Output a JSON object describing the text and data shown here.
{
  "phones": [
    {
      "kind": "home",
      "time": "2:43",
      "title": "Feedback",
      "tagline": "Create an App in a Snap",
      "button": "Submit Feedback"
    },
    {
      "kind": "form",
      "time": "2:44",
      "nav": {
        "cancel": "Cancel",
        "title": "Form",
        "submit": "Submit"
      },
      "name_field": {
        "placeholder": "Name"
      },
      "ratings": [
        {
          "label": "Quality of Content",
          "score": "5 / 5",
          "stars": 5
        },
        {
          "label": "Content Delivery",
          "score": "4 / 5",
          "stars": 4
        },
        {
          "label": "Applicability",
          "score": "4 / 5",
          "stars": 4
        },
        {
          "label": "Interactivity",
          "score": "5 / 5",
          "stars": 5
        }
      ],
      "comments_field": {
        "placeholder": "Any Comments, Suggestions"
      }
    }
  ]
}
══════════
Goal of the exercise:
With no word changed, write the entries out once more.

Exercise solution:
Output a JSON object describing the text and data shown here.
{
  "phones": [
    {
      "kind": "home",
      "time": "2:43",
      "title": "Feedback",
      "tagline": "Create an App in a Snap",
      "button": "Submit Feedback"
    },
    {
      "kind": "form",
      "time": "2:44",
      "nav": {
        "cancel": "Cancel",
        "title": "Form",
        "submit": "Submit"
      },
      "name_field": {
        "placeholder": "Name"
      },
      "ratings": [
        {
          "label": "Quality of Content",
          "score": "5 / 5",
          "stars": 5
        },
        {
          "label": "Content Delivery",
          "score": "4 / 5",
          "stars": 4
        },
        {
          "label": "Applicability",
          "score": "4 / 5",
          "stars": 4
        },
        {
          "label": "Interactivity",
          "score": "5 / 5",
          "stars": 5
        }
      ],
      "comments_field": {
        "placeholder": "Any Comments, Suggestions"
      }
    }
  ]
}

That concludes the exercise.